▶ **Try it**: What lines in the material hold the string "title"? Return every one of them.

..............................

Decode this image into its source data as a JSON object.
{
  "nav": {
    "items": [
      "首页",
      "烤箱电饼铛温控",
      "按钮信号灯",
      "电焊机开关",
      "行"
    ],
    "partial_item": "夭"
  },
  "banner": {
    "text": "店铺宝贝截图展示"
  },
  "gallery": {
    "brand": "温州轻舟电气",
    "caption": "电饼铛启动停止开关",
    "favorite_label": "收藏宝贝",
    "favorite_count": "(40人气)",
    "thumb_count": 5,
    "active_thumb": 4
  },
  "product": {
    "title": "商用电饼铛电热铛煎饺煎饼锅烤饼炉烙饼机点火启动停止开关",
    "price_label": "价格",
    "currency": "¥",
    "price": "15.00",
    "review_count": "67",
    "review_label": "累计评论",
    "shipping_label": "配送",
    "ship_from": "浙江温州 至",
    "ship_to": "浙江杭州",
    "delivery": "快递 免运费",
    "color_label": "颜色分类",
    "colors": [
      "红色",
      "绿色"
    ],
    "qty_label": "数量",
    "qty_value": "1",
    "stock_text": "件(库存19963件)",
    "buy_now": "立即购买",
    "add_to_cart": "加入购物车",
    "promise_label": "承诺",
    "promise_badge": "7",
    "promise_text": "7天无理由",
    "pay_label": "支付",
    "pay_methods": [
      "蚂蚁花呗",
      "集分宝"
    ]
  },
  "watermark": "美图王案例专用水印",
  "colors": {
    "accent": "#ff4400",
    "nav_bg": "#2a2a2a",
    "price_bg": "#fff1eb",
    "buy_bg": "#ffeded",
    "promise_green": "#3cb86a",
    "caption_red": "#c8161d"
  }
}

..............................

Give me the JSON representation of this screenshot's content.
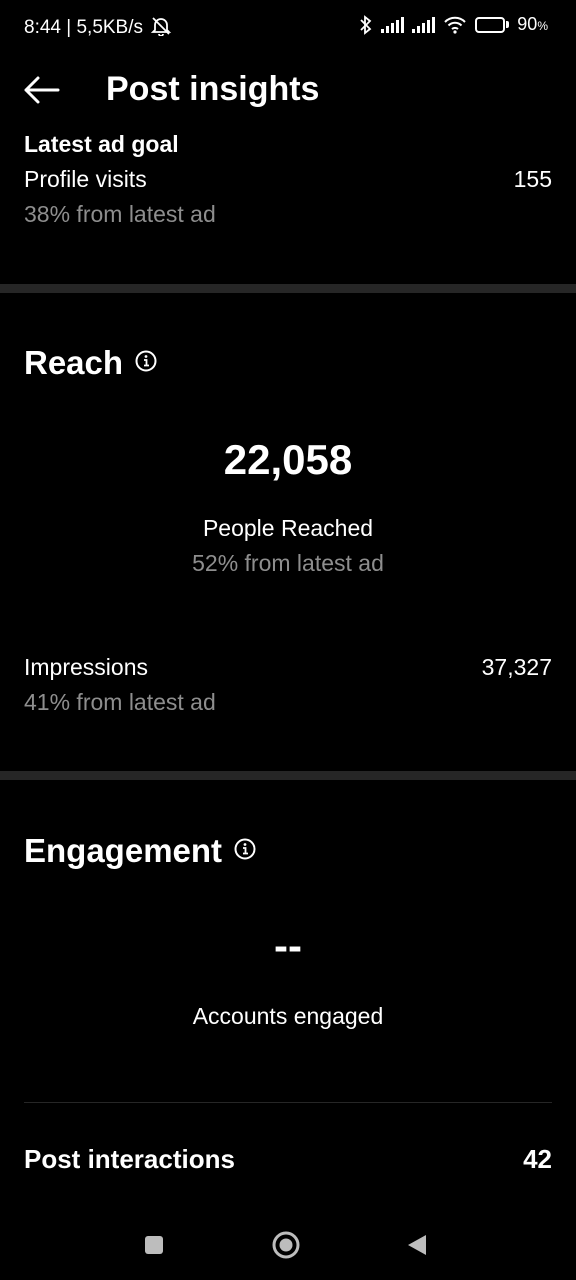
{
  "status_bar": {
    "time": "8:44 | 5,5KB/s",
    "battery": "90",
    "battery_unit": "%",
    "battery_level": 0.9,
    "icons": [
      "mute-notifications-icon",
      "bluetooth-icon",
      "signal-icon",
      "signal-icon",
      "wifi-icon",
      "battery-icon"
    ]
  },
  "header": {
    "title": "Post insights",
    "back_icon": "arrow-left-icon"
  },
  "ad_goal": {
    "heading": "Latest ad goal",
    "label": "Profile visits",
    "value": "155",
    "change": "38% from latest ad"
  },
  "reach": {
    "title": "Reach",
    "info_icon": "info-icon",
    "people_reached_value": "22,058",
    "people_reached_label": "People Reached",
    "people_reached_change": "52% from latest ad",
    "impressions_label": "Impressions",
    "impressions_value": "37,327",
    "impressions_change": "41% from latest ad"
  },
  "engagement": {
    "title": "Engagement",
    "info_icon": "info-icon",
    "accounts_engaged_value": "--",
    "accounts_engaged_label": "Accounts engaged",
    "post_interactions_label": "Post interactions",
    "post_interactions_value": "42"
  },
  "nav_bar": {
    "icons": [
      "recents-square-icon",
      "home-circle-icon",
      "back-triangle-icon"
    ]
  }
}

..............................

▶ **Task response**:
    "title": "商用电饼铛电热铛煎饺煎饼锅烤饼炉烙饼机点火启动停止开关",
    "title": "Post insights",
    "title": "Reach",
    "title": "Engagement",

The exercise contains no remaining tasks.